“Please note that you may not be informed of the outcome of any investigations as the information may be confidential to the owner of the medicine. Thank you again for referring this matter to us.”
Consumer or commercial protection?
The issue of what should constitute commercial-in-confidence information was a hot topic in the TGA reviews.
Unsurprisingly, the views of consumers and health professionals differed from those of industry. While consumers accepted that genuine trade secrets, such as manufacturing processes, should be commercial-in-confidence, they did not accept that information about product safety or advertising violations should be suppressed.

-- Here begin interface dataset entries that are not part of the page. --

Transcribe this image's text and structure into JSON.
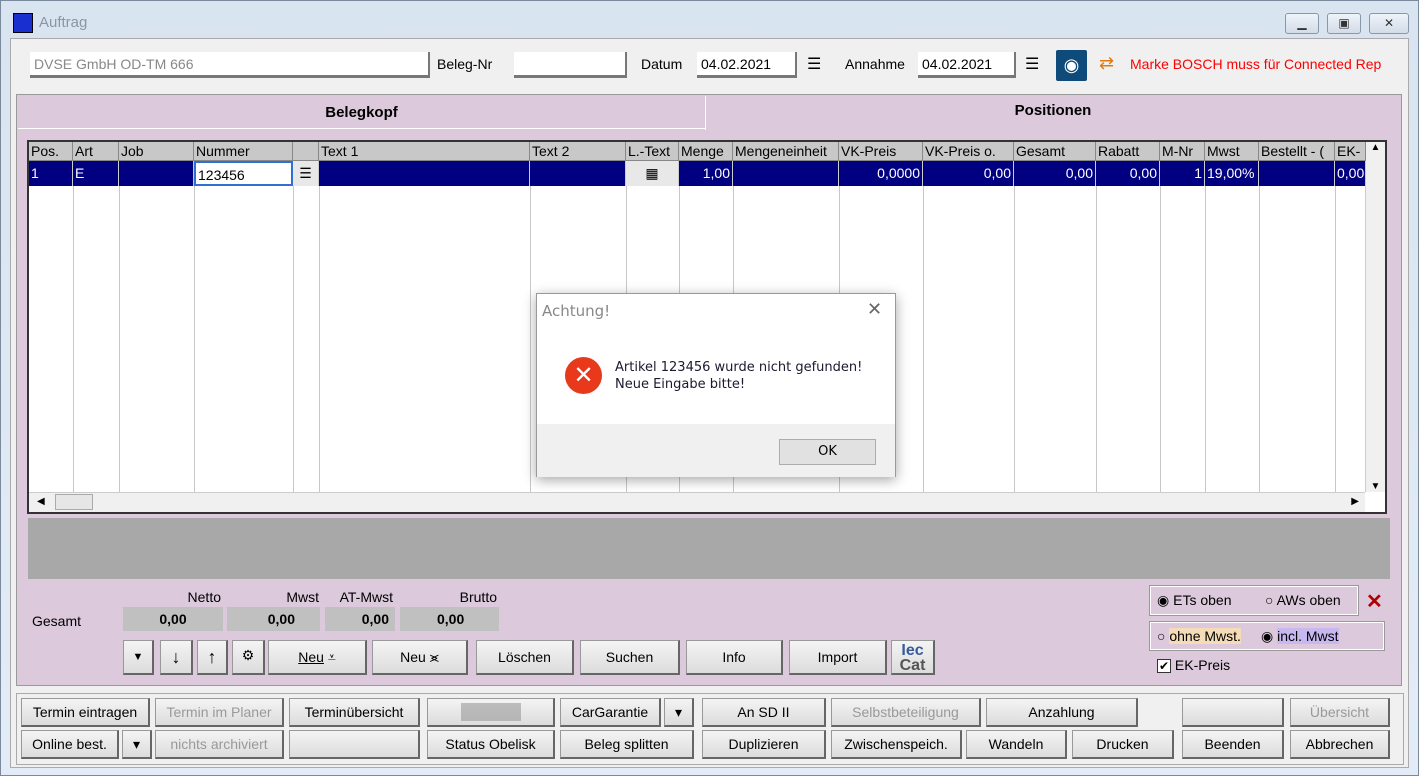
{
  "window": {
    "title": "Auftrag",
    "controls": [
      "minimize",
      "maximize",
      "close"
    ]
  },
  "header": {
    "customer": "DVSE GmbH OD-TM 666",
    "beleg_nr_label": "Beleg-Nr",
    "beleg_nr": "",
    "datum_label": "Datum",
    "datum": "04.02.2021",
    "annahme_label": "Annahme",
    "annahme": "04.02.2021",
    "notice": "Marke BOSCH muss für Connected Rep",
    "notice_color": "#ff0000"
  },
  "tabs": [
    {
      "label": "Belegkopf",
      "selected": false
    },
    {
      "label": "Positionen",
      "selected": true
    }
  ],
  "grid": {
    "columns": [
      "Pos.",
      "Art",
      "Job",
      "Nummer",
      "",
      "Text 1",
      "Text 2",
      "L.-Text",
      "Menge",
      "Mengeneinheit",
      "VK-Preis",
      "VK-Preis o.",
      "Gesamt",
      "Rabatt",
      "M-Nr",
      "Mwst",
      "Bestellt - (",
      "EK-"
    ],
    "rows": [
      [
        "1",
        "E",
        "",
        "123456",
        "",
        "",
        "",
        "",
        "1,00",
        "",
        "0,0000",
        "0,00",
        "0,00",
        "0,00",
        "1",
        "19,00%",
        "",
        "0,00"
      ]
    ],
    "selected_color": "#000080"
  },
  "totals": {
    "label": "Gesamt",
    "netto_label": "Netto",
    "netto": "0,00",
    "mwst_label": "Mwst",
    "mwst": "0,00",
    "atmwst_label": "AT-Mwst",
    "atmwst": "0,00",
    "brutto_label": "Brutto",
    "brutto": "0,00"
  },
  "toolbar": {
    "neu1": "Neu",
    "neu2": "Neu",
    "loeschen": "Löschen",
    "suchen": "Suchen",
    "info": "Info",
    "import": "Import",
    "ieccat_logo": "IecCat"
  },
  "options": {
    "ets_oben": "ETs oben",
    "aws_oben": "AWs oben",
    "sort_selected": "ETs oben",
    "ohne_mwst": "ohne Mwst.",
    "incl_mwst": "incl. Mwst",
    "mwst_selected": "incl. Mwst",
    "ek_preis": "EK-Preis",
    "ek_preis_checked": true
  },
  "bottom": {
    "row1": [
      {
        "label": "Termin eintragen"
      },
      {
        "label": "Termin im Planer",
        "disabled": true
      },
      {
        "label": "Terminübersicht"
      },
      {
        "label": ""
      },
      {
        "label": "CarGarantie"
      },
      {
        "label": "▾"
      },
      {
        "label": "An SD II"
      },
      {
        "label": "Selbstbeteiligung",
        "disabled": true
      },
      {
        "label": "Anzahlung"
      },
      {
        "label": ""
      },
      {
        "label": "Übersicht",
        "disabled": true
      }
    ],
    "row2": [
      {
        "label": "Online best."
      },
      {
        "label": "▾"
      },
      {
        "label": "nichts archiviert",
        "disabled": true
      },
      {
        "label": ""
      },
      {
        "label": "Status Obelisk"
      },
      {
        "label": "Beleg splitten"
      },
      {
        "label": "Duplizieren"
      },
      {
        "label": "Zwischenspeich."
      },
      {
        "label": "Wandeln"
      },
      {
        "label": "Drucken"
      },
      {
        "label": "Beenden"
      },
      {
        "label": "Abbrechen"
      }
    ]
  },
  "dialog": {
    "title": "Achtung!",
    "line1": "Artikel 123456 wurde nicht gefunden!",
    "line2": "Neue Eingabe bitte!",
    "ok": "OK",
    "icon": "error-icon"
  }
}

One problem concerning potentially commercial-in-confidence information, raised by the TGA in the past, is Section 47 of the Freedom of Information Amendment (Reform) Act 2010, which states that a document is an exempt if its disclosure under this Act would disclose:
(a) trade secrets; or
(b) any other information having a commercial value that would be, or could reasonably be expected to be, destroyed or diminished if the information were disclosed.
The latter provision (b) is of particular relevance if the TGA determines that a complaint about the efficacy of a product, such as Undoit®, is justified because sponsors can argue that the commercial value of their product would be diminished by such disclosure.
Consumers and health professionals need access to such information but the TGA currently appears to rate the commercial protection of sponsors more highly that the public interest. On this matter, the government’s blueprint for reform merely said, “The TGA will develop and publish a policy on the disclosure of commercial-in-confidence information”.
The TGA’s website explains its policy is “to publish the outcome of certain investigations into complaints about therapeutic goods advertising directed to consumers which have been referred to the TGA by the Complaints Resolution Panel for follow-up action”. The criteria the TGA use to disclose “certain” investigations have not been made public.
I’m aware of at least 20 complaints referred to the TGA by the Panel over the last 18 months because of sponsor non-compliance. The TGA has yet to report any outcome of their “investigations”. These include Nurofen, Homeopathy Plus, FatBlaster Reducta and Fat Magnet, Maqui Berry Capsules, Virility Pills, Energy Slim and Berocca Performance.
So it seems the TGA’s transparency review and other reports have yet to make any impact on the organisation. Unfortunately, the TGA remains a “black hole” for reporting advertising complaints.
Dr Harvey has accepted travel expenses only to talk about problems of complementary medicine regulation to pharmaceutical companies and industry associations. He has also been paid travel expenses and sitting fees for his involvement with government inquiries and working groups concerning pharmaceutical promotion and the regulation of complementary medicines.